Cornyn contended that when the court overrules state law concerning marriage and other issues and creates a right out of whole cloth, it is legislating from the bench.
Jackson turned to the controversial doctrine of substantive due process, when the court points to the Fifth and 14th amendments protections against Americans being denied “life, liberty or property without due process of law.”
“The Constitution doesn’t mention anything about ‘substance’ when it talks about due process,” Cornyn observed. “The 14th Amendment and the Fifth Amendment don’t talk about ‘substantive due process,’ they talk about ‘due process of law,’ correct?”
“Correct,” answered Jackson, looking and sounding agitated.
The most direct interpretation of the due process clauses is that the correct legal procedures must be followed, like a jury trial, before individuals are sent to jail, or lose their life or property.
The court has interpreted the language more broadly to say certain rights are fundamental, like those articulated in the Bill of Rights, and therefore override any state law to the contrary.
The area of greatest controversy is when the “rights” identified by the court are not listed at all in the Constitution.
Marriage is one such fundamental right, deeply rooted in the nation’s traditions, according to the justices.

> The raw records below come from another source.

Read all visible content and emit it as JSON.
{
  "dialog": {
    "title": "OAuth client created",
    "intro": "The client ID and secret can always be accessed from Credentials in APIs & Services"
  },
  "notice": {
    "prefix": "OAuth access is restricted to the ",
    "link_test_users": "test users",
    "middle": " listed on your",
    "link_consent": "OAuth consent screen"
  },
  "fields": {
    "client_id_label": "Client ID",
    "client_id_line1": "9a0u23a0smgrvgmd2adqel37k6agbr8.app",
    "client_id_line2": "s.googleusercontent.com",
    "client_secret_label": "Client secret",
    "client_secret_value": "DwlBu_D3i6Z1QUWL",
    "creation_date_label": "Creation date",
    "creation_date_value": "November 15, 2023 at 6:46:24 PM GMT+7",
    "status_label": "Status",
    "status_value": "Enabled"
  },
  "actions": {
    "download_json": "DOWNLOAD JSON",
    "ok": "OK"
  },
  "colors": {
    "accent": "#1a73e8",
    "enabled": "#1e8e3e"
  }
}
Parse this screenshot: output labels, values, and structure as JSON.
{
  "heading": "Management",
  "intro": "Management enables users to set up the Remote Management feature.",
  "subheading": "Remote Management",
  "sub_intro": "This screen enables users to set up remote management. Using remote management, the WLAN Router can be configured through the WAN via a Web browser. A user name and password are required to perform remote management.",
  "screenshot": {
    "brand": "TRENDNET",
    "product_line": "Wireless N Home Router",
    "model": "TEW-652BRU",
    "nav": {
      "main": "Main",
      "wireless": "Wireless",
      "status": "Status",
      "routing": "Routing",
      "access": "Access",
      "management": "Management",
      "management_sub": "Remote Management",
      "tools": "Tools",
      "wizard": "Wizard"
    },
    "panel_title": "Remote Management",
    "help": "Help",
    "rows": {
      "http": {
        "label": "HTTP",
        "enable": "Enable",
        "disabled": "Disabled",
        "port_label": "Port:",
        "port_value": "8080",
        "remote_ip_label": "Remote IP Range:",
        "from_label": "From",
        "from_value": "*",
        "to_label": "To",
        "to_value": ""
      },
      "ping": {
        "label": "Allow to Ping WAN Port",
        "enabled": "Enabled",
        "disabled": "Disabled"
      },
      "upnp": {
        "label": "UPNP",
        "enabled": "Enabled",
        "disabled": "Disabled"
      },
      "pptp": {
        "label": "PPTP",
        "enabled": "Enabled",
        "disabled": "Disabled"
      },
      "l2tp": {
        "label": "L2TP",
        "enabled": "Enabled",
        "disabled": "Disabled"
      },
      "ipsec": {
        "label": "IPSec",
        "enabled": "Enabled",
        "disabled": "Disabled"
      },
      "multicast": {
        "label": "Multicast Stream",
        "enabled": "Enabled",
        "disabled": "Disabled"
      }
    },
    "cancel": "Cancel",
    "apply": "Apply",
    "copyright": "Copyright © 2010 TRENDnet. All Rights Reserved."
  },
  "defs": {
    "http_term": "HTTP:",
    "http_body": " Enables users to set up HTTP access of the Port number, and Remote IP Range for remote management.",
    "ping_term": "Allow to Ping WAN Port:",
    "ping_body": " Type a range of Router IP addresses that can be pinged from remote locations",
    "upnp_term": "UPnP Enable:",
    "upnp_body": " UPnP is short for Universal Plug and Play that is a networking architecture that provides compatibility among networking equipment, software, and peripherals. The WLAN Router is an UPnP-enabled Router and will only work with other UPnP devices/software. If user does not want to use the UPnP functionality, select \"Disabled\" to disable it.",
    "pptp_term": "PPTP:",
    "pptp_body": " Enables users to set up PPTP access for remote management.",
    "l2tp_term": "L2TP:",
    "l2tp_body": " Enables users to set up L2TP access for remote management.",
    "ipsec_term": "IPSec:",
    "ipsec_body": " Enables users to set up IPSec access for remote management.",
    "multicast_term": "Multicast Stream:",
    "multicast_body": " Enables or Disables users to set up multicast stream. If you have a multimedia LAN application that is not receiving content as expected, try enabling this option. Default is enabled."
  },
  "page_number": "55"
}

That right at least squares with the “laws of nature and of Nature’s God” spoken of in the Declaration of Independence, which is the nation’s founding document.
Same-sex marriage has no such grounding.
We need originalists and textualists like justice Alito or Clarence Thomas because they are constrained by the letter of the law.
Cornyn’s line of questioning made it obvious Jackson is not.